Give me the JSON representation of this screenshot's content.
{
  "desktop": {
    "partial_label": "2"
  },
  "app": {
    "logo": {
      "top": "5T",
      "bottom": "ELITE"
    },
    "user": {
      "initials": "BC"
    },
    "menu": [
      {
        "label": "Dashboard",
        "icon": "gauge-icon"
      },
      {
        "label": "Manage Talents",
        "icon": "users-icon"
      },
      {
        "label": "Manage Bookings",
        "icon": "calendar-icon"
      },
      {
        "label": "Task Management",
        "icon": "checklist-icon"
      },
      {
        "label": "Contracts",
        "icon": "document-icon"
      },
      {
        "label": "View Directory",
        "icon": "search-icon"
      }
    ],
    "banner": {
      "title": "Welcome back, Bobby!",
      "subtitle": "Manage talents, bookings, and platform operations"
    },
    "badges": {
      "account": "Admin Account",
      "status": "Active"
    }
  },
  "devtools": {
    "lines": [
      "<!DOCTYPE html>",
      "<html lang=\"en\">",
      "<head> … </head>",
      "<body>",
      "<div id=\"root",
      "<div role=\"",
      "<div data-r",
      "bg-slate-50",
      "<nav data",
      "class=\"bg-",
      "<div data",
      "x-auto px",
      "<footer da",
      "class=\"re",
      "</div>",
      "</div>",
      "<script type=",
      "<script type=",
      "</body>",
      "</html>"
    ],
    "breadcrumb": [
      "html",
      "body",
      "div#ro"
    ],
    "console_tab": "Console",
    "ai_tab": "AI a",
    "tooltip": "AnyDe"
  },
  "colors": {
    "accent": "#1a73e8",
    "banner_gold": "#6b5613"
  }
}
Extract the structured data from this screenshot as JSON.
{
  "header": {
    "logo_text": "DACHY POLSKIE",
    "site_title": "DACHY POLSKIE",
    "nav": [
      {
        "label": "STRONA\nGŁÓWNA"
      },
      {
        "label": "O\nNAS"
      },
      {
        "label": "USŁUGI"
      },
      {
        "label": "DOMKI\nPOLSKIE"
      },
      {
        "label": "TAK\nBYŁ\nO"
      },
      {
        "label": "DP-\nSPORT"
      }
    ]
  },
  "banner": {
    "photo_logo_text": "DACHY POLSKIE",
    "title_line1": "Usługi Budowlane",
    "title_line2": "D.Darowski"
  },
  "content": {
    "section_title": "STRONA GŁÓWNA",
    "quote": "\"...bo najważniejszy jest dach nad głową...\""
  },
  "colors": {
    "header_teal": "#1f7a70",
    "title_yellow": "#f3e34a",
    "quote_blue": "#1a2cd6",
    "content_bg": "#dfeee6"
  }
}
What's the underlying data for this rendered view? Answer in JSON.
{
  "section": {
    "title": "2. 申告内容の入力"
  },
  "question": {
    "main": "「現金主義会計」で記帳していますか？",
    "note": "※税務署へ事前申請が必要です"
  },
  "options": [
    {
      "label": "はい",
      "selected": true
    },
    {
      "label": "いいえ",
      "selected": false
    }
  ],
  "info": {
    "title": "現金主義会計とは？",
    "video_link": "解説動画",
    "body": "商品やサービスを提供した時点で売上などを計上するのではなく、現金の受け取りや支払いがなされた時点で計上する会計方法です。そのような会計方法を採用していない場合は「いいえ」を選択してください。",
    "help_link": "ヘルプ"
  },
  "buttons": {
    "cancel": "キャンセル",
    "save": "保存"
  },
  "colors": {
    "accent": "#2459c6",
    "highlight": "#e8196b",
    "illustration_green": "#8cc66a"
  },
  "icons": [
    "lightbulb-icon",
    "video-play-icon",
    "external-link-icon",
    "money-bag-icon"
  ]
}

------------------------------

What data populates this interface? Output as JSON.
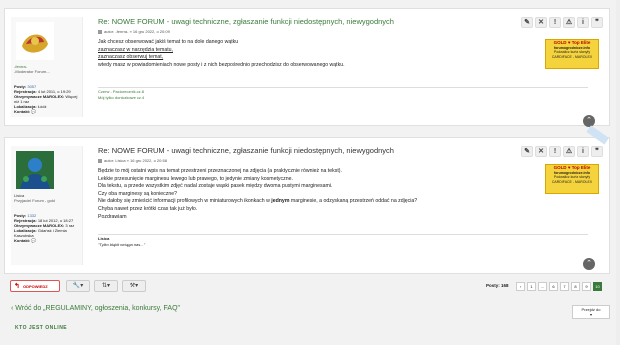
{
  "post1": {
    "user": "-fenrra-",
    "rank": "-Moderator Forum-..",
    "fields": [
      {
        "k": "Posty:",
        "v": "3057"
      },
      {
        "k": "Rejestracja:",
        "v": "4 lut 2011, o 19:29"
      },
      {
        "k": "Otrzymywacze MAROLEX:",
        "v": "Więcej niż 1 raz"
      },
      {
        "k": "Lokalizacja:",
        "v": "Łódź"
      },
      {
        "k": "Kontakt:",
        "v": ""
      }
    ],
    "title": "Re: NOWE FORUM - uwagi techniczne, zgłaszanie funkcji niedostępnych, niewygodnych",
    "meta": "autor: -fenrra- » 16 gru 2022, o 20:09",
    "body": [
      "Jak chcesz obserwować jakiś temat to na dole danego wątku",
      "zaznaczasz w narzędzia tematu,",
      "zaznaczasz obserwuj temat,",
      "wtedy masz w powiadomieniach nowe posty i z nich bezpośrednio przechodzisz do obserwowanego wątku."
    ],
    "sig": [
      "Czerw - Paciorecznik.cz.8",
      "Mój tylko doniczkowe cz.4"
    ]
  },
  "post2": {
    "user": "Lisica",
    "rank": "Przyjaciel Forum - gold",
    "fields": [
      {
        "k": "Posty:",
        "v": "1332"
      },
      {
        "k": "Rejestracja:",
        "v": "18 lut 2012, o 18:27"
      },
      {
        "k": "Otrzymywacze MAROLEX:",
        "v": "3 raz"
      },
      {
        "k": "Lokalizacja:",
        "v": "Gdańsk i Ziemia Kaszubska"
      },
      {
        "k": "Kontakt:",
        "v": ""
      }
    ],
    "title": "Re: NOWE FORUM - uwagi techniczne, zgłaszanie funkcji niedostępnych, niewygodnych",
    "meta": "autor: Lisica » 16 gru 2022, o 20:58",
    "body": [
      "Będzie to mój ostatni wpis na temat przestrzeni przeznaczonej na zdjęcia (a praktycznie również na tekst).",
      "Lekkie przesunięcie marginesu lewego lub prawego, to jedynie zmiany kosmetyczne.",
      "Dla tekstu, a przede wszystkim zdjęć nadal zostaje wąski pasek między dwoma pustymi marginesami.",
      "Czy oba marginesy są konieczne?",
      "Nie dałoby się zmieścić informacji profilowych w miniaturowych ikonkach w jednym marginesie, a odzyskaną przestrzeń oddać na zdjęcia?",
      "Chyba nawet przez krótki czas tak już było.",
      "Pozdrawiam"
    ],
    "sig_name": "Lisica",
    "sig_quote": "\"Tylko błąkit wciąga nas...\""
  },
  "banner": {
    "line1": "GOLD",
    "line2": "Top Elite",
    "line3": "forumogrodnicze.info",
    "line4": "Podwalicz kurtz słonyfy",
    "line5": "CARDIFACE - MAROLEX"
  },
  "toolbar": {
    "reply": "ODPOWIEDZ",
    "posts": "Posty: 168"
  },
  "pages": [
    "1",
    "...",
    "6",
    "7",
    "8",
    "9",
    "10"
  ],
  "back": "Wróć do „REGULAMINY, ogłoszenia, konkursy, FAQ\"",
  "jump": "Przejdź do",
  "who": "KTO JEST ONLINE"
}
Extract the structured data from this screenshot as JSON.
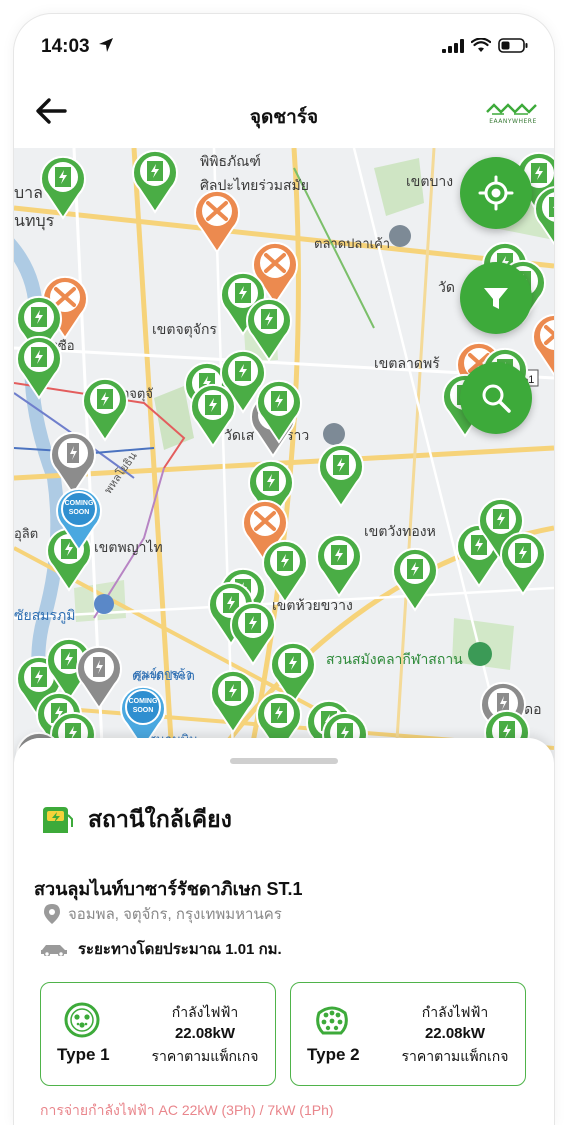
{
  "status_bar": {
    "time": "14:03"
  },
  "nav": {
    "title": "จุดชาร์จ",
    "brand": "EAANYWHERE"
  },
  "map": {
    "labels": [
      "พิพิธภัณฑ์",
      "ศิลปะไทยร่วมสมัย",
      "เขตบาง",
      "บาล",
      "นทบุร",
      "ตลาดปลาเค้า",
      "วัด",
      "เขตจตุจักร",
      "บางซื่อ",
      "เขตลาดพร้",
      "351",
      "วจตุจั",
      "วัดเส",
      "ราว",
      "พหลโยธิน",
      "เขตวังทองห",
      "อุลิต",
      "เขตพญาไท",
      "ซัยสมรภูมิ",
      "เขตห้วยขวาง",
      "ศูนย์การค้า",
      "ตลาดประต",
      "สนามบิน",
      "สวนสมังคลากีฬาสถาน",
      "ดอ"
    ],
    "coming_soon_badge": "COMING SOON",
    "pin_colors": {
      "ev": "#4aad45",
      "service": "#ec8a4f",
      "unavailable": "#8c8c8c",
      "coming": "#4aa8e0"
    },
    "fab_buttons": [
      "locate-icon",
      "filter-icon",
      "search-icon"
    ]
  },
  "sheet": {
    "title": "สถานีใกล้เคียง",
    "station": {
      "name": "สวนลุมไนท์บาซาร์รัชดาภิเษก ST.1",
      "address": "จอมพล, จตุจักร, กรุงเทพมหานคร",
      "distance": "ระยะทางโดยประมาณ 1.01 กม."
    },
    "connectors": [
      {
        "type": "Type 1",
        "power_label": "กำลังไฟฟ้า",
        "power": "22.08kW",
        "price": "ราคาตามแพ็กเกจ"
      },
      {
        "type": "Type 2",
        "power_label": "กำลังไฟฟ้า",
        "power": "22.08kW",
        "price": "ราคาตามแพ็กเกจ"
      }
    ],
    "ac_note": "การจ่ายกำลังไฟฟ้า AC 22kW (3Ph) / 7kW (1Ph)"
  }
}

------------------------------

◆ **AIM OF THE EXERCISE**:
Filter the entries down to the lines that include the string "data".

◆ **OUTPUT**:
      "<div data-r",
      "<nav data",
      "<div data",
Extract the structured data from this screenshot as JSON.
What's the underlying data for this rendered view? Answer in JSON.
What data populates this interface? Output as JSON.
Extract the structured data from this screenshot as JSON.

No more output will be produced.